| TASK DESCRIPTION |
For each line of the data below, test for "YYYY". Report only the number of lines that pass.

| SUPPLIED MATERIAL |
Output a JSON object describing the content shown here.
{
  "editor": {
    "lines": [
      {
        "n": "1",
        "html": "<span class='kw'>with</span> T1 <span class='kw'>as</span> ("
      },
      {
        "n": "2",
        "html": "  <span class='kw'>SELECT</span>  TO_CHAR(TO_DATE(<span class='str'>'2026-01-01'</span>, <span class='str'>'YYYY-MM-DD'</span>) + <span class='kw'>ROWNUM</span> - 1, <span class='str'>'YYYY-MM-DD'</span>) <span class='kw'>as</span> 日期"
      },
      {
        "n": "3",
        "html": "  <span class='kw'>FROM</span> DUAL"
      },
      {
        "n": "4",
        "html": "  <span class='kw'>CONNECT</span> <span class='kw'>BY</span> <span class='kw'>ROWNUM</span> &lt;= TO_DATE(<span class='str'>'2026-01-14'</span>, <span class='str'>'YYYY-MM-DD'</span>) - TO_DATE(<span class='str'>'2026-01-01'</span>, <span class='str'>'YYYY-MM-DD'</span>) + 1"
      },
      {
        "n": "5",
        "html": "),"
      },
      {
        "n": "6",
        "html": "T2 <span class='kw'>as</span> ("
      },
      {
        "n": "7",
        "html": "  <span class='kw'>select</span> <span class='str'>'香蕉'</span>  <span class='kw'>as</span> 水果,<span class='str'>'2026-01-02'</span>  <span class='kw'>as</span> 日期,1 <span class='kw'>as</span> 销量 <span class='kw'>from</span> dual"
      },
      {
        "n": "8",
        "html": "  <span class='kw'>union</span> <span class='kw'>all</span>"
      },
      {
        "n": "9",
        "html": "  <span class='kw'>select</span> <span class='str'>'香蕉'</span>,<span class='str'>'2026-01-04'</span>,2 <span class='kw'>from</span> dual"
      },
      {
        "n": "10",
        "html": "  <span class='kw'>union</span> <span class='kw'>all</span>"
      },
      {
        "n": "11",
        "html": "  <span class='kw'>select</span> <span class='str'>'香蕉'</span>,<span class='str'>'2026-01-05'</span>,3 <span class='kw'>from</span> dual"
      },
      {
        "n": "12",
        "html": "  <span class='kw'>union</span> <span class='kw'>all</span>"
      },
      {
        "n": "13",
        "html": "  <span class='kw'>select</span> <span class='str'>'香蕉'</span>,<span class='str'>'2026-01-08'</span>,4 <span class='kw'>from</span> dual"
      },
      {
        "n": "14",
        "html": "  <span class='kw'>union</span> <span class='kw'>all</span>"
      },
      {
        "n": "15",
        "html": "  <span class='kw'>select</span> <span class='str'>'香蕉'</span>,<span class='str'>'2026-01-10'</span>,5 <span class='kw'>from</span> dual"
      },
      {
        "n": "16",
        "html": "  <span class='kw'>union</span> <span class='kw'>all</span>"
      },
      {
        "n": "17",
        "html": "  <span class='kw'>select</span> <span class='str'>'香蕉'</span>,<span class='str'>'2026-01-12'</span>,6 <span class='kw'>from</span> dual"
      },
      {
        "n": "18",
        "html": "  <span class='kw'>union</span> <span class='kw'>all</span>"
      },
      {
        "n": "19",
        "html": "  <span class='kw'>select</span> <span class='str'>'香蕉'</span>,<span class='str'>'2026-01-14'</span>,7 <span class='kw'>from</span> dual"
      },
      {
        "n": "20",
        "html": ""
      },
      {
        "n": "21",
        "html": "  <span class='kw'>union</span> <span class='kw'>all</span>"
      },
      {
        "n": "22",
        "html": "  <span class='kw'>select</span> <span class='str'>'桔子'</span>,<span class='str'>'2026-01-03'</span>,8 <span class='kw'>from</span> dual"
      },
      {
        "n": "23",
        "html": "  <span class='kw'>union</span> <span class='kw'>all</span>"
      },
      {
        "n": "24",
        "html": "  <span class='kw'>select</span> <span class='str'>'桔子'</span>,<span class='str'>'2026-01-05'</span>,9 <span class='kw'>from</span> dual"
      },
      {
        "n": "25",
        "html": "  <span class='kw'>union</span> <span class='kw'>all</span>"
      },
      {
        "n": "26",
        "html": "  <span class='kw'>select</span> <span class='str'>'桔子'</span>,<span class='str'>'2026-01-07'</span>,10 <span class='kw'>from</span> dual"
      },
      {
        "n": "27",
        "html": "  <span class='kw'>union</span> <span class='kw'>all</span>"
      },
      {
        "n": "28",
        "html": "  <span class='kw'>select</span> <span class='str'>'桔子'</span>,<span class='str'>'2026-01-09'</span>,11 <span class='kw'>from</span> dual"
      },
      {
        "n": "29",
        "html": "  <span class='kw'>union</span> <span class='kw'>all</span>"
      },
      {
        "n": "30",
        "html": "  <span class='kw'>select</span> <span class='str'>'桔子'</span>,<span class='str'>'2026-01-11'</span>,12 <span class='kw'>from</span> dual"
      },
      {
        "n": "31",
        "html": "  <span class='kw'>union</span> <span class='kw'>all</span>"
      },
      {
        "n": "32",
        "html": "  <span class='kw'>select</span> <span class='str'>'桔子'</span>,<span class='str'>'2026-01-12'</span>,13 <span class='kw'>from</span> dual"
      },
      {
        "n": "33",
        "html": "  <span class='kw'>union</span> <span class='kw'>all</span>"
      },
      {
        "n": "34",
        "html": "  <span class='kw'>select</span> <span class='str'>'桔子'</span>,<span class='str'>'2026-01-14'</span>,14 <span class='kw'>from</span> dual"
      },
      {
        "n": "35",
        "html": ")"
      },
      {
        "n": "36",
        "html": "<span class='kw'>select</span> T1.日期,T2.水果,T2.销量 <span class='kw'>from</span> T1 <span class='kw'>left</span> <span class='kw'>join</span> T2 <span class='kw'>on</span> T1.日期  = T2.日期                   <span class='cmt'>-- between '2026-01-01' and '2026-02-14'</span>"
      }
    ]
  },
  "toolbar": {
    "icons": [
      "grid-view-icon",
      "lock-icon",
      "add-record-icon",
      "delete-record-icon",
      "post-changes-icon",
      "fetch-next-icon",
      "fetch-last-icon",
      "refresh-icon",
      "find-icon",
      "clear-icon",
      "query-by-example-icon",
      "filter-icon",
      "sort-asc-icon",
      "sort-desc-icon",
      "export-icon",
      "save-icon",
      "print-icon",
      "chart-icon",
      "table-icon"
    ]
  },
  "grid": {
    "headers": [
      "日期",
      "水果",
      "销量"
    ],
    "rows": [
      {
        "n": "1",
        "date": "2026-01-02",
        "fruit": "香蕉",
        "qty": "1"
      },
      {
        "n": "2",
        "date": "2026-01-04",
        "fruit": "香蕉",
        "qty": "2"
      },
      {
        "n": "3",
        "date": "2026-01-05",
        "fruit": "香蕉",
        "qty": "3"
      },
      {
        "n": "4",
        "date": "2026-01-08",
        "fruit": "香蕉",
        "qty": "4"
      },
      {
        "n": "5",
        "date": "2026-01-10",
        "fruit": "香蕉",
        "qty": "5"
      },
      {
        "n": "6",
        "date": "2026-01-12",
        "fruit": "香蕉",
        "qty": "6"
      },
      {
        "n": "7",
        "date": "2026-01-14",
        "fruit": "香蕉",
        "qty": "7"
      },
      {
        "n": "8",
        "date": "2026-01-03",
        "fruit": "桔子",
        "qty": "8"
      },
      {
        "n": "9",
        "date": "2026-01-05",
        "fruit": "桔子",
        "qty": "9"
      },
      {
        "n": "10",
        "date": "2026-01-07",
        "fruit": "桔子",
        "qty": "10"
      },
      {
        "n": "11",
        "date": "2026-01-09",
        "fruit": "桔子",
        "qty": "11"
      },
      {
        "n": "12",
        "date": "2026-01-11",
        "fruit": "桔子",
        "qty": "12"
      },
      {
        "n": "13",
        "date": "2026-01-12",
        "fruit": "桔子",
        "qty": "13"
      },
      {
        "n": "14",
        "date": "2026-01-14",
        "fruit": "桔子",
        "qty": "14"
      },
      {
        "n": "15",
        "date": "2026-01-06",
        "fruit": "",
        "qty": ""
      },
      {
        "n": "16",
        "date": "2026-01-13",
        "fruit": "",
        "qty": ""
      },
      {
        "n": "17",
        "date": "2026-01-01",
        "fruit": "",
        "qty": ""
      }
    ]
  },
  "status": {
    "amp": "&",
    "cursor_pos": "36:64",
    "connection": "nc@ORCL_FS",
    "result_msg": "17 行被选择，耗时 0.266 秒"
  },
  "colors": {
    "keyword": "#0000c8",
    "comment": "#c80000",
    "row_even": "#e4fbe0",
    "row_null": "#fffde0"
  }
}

| THE ANSWER |
2